The Boothbay Harbor location of Luke's Lobster, a restaurant group founded by Cape Elizabeth native Luke Holden. Credit: Courtesy of Boothbay Region Maritime Foundation

Maine’s seafood industry is getting a $2.5 million investment aimed at making the seafood supply chain more resilient and giving fishermen and aquaculturists a broader online market during the coronavirus pandemic.

The Island Institute, Luke’s Lobster and Silicon Valley Community Foundation said on Wednesday that they will put up the money and partner to expand and diversify the Luke’s Lobster e-commerce business, which sells products from fishermen. The collaboration also involves meeting environmental goals and providing education about the seafood industry.

Luke’s, based in Saco, is a processing facility and restaurant chain that buys seafood directly from fishermen. It set up the website in April when virus-related restrictions caused it to temporarily close all but one of its 26 shacks in the United States and 11 overseas. While it recently reopened 14 U.S. shacks for takeout and delivery, this project will focus on building its e-commerce business.

The investment will go toward making more types of farmed and caught seafood available through the website, which already sells lobsters, crabs, scallops and oysters. It recently added seasonal seafood products with short harvest windows including Gulf of Maine dayboat scallops and fresh halibut.

Rob Snyder, president of the Island Institute, a Rockland-based nonprofit that focuses on sustaining island and coastal Maine communities, said the collaboration is a response to the pandemic and aims to minimize “potentially catastrophic community and economic disruptions” while building up resilience in the supply chain in case of future crises.

He said upward of 70 percent of fishermen on the Maine coast, peninsulas and islands are self-employed and have been hard hit by the pandemic.

Luke’s and the institute will also use the funding to meet environmental goals and social objectives such as providing technical assistance on clean energy and water quality improvement projects. The money will be used to collect data and look for ways to decarbonize the seafood supply chain. The collaboration will be overseen by a five-person advisory committee.

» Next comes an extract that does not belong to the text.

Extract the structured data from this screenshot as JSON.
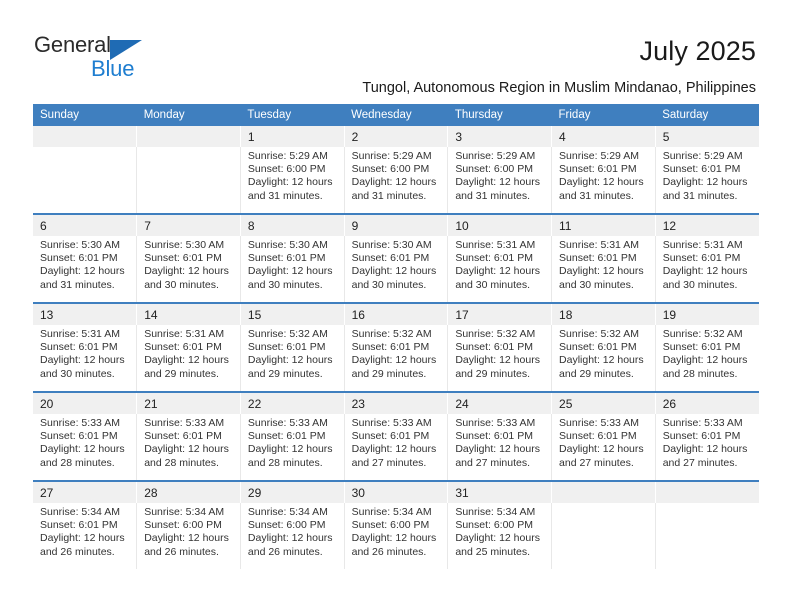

“There have been many bumps in the road in 2020 for Luke’s Lobster and the Maine seafood community, but this gives a much-needed shot in the arm,” Luke Holden, CEO of the seafood processor, said.